Daisy, on the other hand, has several little quirks that make her a bit less than endearing. She sheds hair in chunks the size of a small rat, and her breath is only marginally better that the issues emanating from her other end. She sounds like an air raid siren every time we let her outside, thanks to separation anxiety, and when I let her in, she shows her joy by skidding through the house like a bull, knocking over chairs, trash cans and small children in the process.

Yes, Daisy is a little bundle of joy, but all these things do not compare to her real problem; Daisy likes to eat things.

She eats big things, little things, messy things, and weird things. I wonder if she was a goat in another life. She eats my daughter’s toys and seems particularly partial to her crayons, making poop day quite festive. She once ate a five pound bag of raw potatoes. Poop day that week was not quite so festive. She ate two pounds of skittles, then threw them up on our carpet in an all new rainbow of colors. She once managed to empty an industrial container of taco seasoning on the upstairs landing, making it forever resemble the sight of a mass murder. All these were great fun but my favorite was her most recent snack, a large canvas apron.

One day while we were gone she worked her way into one of the child/dog proof cabinets and pulled out our old BBQ apron. It was about four feet long and wide enough to cover a blimp so eating it was no small feat. She must have seen it as some sort of extreme food challenge, but she would have lost because the only thing she couldn’t finish was the patch right in the middle that said “Tabasco”. Must have been too spicy for her.

We were all a bit baffled when we came home and saw this remnant sitting on the kitchen floor. None of us wanted to believe she could have eaten the whole thing, but the lack of any other evidence told us she had indeed achieved the impossible.

When my wife left for the vet I explained that we really couldn’t afford to spend hundreds of dollars saving this dog. So two nights in the pet hospital and thousands of dollars later, I get my dog back, rearing to go, with an all new gut and an appetite to match. She’s home now, healthy as ever and I would like to say she has learned her lesson, but I doubt it. I can’t wait to see what she will eat next. Maybe a case of Easter egg dye, or perhaps an entire lazy-boy chair, I don’t know. Whatever it is I’m sure it will be an adventure and I will be back here to tell you the tale.


  1. A laugh out loud post, Chuck, although I can imagine you don't do a lot of laughing at the time these incidents take place. I'm going to link to this post on my Wednesday Scramble tomorrow.

  2. Thanks Patrica. I really appreciate it.

  3. My son and I read this--and laughed--together.
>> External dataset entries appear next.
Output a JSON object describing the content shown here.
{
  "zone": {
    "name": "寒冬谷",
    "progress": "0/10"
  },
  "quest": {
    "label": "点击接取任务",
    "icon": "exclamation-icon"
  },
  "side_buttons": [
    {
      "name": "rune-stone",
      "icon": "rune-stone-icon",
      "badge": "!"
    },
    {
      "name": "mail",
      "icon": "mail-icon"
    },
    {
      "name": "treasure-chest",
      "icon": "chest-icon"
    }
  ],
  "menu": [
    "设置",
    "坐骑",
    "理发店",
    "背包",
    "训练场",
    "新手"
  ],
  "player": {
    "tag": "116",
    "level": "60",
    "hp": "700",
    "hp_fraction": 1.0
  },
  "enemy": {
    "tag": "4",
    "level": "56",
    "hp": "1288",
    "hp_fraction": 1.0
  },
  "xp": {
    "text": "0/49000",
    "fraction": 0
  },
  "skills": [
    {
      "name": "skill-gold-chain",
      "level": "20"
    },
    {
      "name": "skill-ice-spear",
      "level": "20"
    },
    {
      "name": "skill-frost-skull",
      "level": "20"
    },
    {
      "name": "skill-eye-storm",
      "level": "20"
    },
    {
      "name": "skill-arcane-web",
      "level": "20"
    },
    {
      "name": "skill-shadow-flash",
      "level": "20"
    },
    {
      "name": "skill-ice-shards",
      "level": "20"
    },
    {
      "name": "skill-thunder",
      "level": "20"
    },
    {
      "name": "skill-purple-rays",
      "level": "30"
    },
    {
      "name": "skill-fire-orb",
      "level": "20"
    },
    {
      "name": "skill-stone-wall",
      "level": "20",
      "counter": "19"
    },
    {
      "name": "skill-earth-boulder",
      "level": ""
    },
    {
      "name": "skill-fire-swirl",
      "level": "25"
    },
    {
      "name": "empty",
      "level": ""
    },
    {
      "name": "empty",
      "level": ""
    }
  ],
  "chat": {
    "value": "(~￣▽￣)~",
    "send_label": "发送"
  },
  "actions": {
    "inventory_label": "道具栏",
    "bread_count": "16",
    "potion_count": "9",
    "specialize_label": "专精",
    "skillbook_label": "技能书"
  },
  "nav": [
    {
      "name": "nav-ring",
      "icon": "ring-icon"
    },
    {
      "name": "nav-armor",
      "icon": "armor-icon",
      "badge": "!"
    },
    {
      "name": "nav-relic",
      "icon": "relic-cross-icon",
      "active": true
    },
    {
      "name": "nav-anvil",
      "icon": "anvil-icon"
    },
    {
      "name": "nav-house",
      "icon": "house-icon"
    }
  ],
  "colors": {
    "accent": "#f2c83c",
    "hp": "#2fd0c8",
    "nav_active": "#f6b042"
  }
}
But I feel your pain. Through the years, I have had dogs eat: socks, underwear, pajama bottoms, loaves of bread, bags of bagels, entire boxes of dog treats, hot chocolate mix, about 32 individual packages of trail mix, expired lunch meat, crayons (fun confetti poop!), money, and a brand new pair of gas permeable contact lenses. Daisy the Cave Troll...priceless. Thanks for sharing!

  4. LOL Jenny! Daisy hasn't made it to the underwear drawer yet but I bet it's on her list!

  5. Hilarious, Chuck! After reading about Daisy, I'm glad that a.) our dog doesn't have a tail (he a boxer) and b.) he knows he has a sensitive tummy and sticks to his dog food. I hope Daisy's learned her lesson!

  6. Me to April. We used to have a German Shepard with a sensitive constitution. She was a great friend. Wish she was still around to teach Daisy a thing or two LOL.